SG: Growing up as a girl in India, I didn’t consciously think much about sexism, misogyny, and patriarchy. I knew it existed and it was very much a part of the fabric of my daily living, in the way that I entered a crowded bus, learning to elbow the men who would try to press their bodies against me, or the way I ignored a man whistling while walking the streets. These kind of survival skills became intrinsic to who I was. The same goes for being brown-skinned and a lesbian living in the United States. I know when I am being treated differently than my straight white male neighbor on the same flight as me, or the same profession as me. And I have learned to navigate my life in ways knowing that I have to work harder to earn the same level of success as others. I know firsthand how even calling attention to discrimination is dismissed as “imagined” and “perceived” discrimination. However, the evidence is out there. It’s in the form of statistical data that shows what men versus women in the academe earn. So when it becomes a part of one’s daily existence, every day is a form of resistance, though I don’t consciously think about it. It’s like entering that bus and knowing intrinsically what one has to do to protect one’s self.
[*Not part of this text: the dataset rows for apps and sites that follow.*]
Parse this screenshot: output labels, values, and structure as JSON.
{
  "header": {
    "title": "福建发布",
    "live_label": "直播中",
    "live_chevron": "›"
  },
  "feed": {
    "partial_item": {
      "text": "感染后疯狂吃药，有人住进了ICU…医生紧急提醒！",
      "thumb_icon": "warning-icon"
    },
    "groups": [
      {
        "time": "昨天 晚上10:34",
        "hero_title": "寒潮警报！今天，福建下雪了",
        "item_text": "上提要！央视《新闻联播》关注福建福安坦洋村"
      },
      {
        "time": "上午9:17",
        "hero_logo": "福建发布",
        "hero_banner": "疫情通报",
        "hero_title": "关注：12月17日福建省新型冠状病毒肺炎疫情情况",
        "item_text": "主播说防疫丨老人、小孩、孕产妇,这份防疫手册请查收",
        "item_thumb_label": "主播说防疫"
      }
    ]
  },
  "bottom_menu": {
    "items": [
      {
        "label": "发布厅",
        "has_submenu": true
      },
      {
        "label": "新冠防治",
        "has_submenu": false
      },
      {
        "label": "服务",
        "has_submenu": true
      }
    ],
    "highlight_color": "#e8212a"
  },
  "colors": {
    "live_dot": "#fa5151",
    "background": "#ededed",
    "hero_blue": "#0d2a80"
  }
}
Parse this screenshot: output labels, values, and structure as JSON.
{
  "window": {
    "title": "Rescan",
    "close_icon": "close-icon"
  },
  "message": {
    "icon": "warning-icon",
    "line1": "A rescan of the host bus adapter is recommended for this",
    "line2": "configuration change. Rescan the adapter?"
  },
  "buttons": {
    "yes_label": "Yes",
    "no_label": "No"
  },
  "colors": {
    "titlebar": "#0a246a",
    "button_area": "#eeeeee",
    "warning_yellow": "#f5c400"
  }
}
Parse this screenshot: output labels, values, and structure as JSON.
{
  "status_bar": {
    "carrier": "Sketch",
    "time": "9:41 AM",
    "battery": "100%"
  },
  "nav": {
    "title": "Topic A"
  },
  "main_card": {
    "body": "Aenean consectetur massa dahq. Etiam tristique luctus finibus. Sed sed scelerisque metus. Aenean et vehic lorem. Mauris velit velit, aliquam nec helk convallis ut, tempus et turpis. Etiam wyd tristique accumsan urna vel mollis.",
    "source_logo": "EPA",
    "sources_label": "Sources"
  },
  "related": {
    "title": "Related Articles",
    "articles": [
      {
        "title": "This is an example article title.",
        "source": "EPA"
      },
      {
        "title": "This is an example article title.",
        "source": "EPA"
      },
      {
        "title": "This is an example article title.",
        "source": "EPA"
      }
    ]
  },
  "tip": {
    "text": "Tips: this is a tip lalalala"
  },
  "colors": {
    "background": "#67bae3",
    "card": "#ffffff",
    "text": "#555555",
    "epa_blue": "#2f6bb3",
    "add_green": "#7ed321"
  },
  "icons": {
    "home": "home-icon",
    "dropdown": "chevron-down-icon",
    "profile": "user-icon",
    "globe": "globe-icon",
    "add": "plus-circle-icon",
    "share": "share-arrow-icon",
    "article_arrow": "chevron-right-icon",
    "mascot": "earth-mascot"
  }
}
JTD: In addition to your work as a filmmaker, you are also a Professor at Virginia Commonwealth University's in the Department of Photography & Film. What advice would you give to younger artists or those just embarking on a creative path?
SG: I often ask my students to answer the same questions I ask of myself when I start a film project: Why am I making this film? Why does this film need to be made? I encourage younger artists to think critically about the kind of stories we see/hear in mass media, to tell their own personal stories, to question the choices they make when they create fictional characters, and last but not least, to find a supportive community of like-minded people who will help them find fulfilment in what they do. I share lessons I have learned from my own life experience and invite other young artists (alums) who have been down that same path before, to help guide and shed light.
JTD: What are you currently working on? What’s on the horizon for you as an artist?
SG: I am currently working on a project that started out as a documentary film project, and transitioned into a feature-length narrative fiction screenplay, and is now growing into a web-series. It’s a new area for me and so there is a lot of learning, exploring, and experimenting. I’m really excited about it. It’s just as thrilling as starting out a new semester of teaching and learning.